Speaker: David Hinks
Presentation Title: How the College of Textiles is Enabling Future Leaders of the US Textiles Complex
Enabling the future success of its graduates is the single most important mission of a university. For those entering an industry – any industry – a key challenge is to help prepare students for a career environment that is so rapidly changing that no one can predict what it will look like in the mid- to long-term. In the case of textiles, rapid changes in consumer purchasing habits, demand for new differentiating technologies, improved environmental impact and reduced time to market, and revisions to government policies are driving changes in the industry.
These developments are providing new opportunities for adaptable graduates with strong technical education, high cultural competence, critical thinking skills and emotional intelligence, as well as a knowledge of, and appreciation for, the interplay of art and design with science, technology, engineering and mathematics.
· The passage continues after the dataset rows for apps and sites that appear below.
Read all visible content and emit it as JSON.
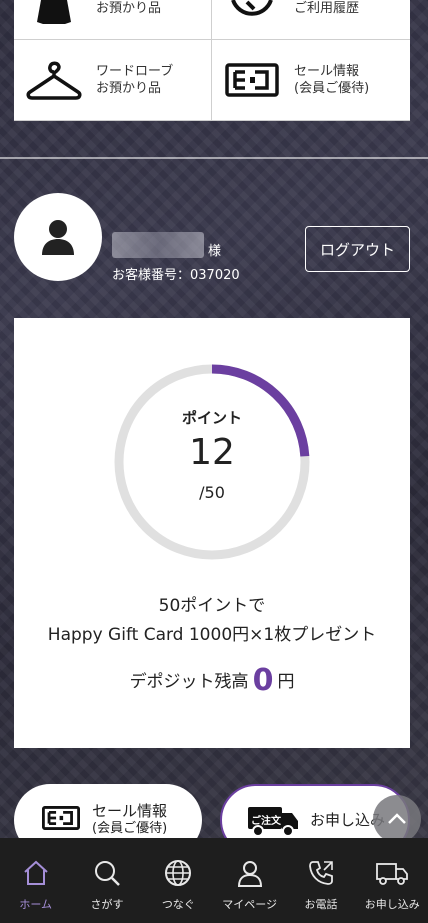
{
  "top_grid": {
    "items": [
      {
        "label": "お預かり品",
        "icon": "jacket-icon"
      },
      {
        "label": "ご利用履歴",
        "icon": "clock-icon"
      },
      {
        "label_line1": "ワードローブ",
        "label_line2": "お預かり品",
        "icon": "hanger-icon"
      },
      {
        "label_line1": "セール情報",
        "label_line2": "(会員ご優待)",
        "icon": "sale-tag-icon"
      }
    ]
  },
  "profile": {
    "name_suffix": "様",
    "customer_number": "お客様番号：037020",
    "logout_label": "ログアウト"
  },
  "points": {
    "label": "ポイント",
    "value": "12",
    "max": "/50",
    "progress_fraction": 0.24,
    "promo_line1": "50ポイントで",
    "promo_line2": "Happy Gift Card 1000円×1枚プレゼント",
    "deposit_label": "デポジット残高",
    "deposit_value": "0",
    "deposit_unit": "円"
  },
  "pills": {
    "sale_line1": "セール情報",
    "sale_line2": "(会員ご優待)",
    "apply_truck_text": "ご注文",
    "apply_label": "お申し込み"
  },
  "nav": {
    "items": [
      {
        "label": "ホーム",
        "icon": "home-icon",
        "active": true
      },
      {
        "label": "さがす",
        "icon": "search-icon"
      },
      {
        "label": "つなぐ",
        "icon": "globe-icon"
      },
      {
        "label": "マイページ",
        "icon": "user-icon"
      },
      {
        "label": "お電話",
        "icon": "phone-icon"
      },
      {
        "label": "お申し込み",
        "icon": "truck-icon"
      }
    ]
  },
  "colors": {
    "accent": "#6b3fa0",
    "nav_active": "#a58fd8",
    "nav_bg": "#1e1e1e"
  }
}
New graduates at all levels can expect to see the course of their careers take more unexpected directions than in the past and they should be equipped to be as flexible as possible. Also, professionals without a formal textiles education are constantly entering the industry and these, too, need training. This is particularly relevant given the aging textiles workforce and the need for adequately prepared mid-career employees as well as new talent.
In the College of Textiles, in addition to serving the textiles, apparel and related industries by providing future leaders and engaging in research, we provide comprehensive professional education, product development and testing services via the Zeis Textiles Extension department. The professional education program has value to individuals without formal education in textiles, because in order to be successful in the industry they must learn the fundamentals of textiles. Companies have cited the multi-faceted support provided by the College as a key driver in their investment decisions in North Carolina and the US.
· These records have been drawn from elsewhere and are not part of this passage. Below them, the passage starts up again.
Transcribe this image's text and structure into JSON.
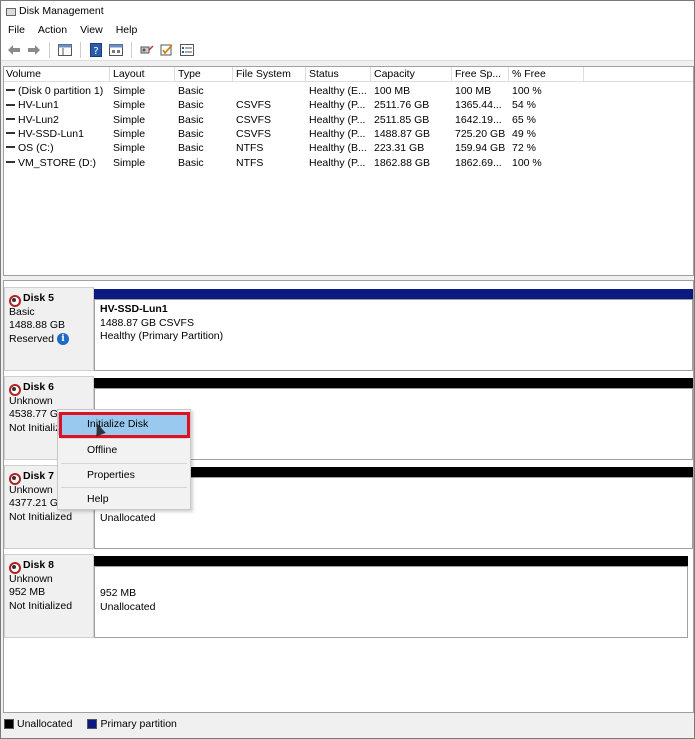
{
  "window": {
    "title": "Disk Management"
  },
  "menubar": {
    "items": [
      "File",
      "Action",
      "View",
      "Help"
    ]
  },
  "toolbar": {
    "icons": [
      "back-arrow-icon",
      "forward-arrow-icon",
      "show-hide-pane-icon",
      "help-icon",
      "properties-icon",
      "connect-icon",
      "check-icon",
      "list-icon"
    ]
  },
  "volume_list": {
    "columns": [
      "Volume",
      "Layout",
      "Type",
      "File System",
      "Status",
      "Capacity",
      "Free Sp...",
      "% Free"
    ],
    "rows": [
      [
        "(Disk 0 partition 1)",
        "Simple",
        "Basic",
        "",
        "Healthy (E...",
        "100 MB",
        "100 MB",
        "100 %"
      ],
      [
        "HV-Lun1",
        "Simple",
        "Basic",
        "CSVFS",
        "Healthy (P...",
        "2511.76 GB",
        "1365.44...",
        "54 %"
      ],
      [
        "HV-Lun2",
        "Simple",
        "Basic",
        "CSVFS",
        "Healthy (P...",
        "2511.85 GB",
        "1642.19...",
        "65 %"
      ],
      [
        "HV-SSD-Lun1",
        "Simple",
        "Basic",
        "CSVFS",
        "Healthy (P...",
        "1488.87 GB",
        "725.20 GB",
        "49 %"
      ],
      [
        "OS (C:)",
        "Simple",
        "Basic",
        "NTFS",
        "Healthy (B...",
        "223.31 GB",
        "159.94 GB",
        "72 %"
      ],
      [
        "VM_STORE (D:)",
        "Simple",
        "Basic",
        "NTFS",
        "Healthy (P...",
        "1862.88 GB",
        "1862.69...",
        "100 %"
      ]
    ]
  },
  "disks": [
    {
      "name": "Disk 5",
      "type": "Basic",
      "size": "1488.88 GB",
      "status": "Reserved",
      "has_info_icon": true,
      "partition": {
        "title": "HV-SSD-Lun1",
        "detail": "1488.87 GB CSVFS",
        "status": "Healthy (Primary Partition)"
      },
      "bar_color": "#0a1a80"
    },
    {
      "name": "Disk 6",
      "type": "Unknown",
      "size": "4538.77 GB",
      "status": "Not Initialized",
      "has_info_icon": false,
      "partition": {
        "title": "",
        "detail": "",
        "status": ""
      },
      "bar_color": "#000000"
    },
    {
      "name": "Disk 7",
      "type": "Unknown",
      "size": "4377.21 GB",
      "status": "Not Initialized",
      "has_info_icon": false,
      "partition": {
        "title": "",
        "detail": "",
        "status": "Unallocated"
      },
      "bar_color": "#000000"
    },
    {
      "name": "Disk 8",
      "type": "Unknown",
      "size": "952 MB",
      "status": "Not Initialized",
      "has_info_icon": false,
      "partition": {
        "title": "",
        "detail": "952 MB",
        "status": "Unallocated"
      },
      "bar_color": "#000000"
    }
  ],
  "context_menu": {
    "items": [
      "Initialize Disk",
      "Offline",
      "Properties",
      "Help"
    ],
    "highlighted": "Initialize Disk",
    "highlight_color": "#99c9ef",
    "callout_color": "#e01020"
  },
  "legend": {
    "items": [
      {
        "label": "Unallocated",
        "color": "#000000"
      },
      {
        "label": "Primary partition",
        "color": "#0a1a80"
      }
    ]
  }
}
Discussed are approaches to enable the success of undergraduate and graduate students, as well as professionals entering the textiles industry without formal textiles training. Also discussed is the important role for strong industry-university partnerships. With strong cooperation, the entire US textiles industry can be enhanced and enriched for the betterment of society.
College of Textiles, North Carolina State University, 1020 Main Campus Drive,
Raleigh, NC 27695, USA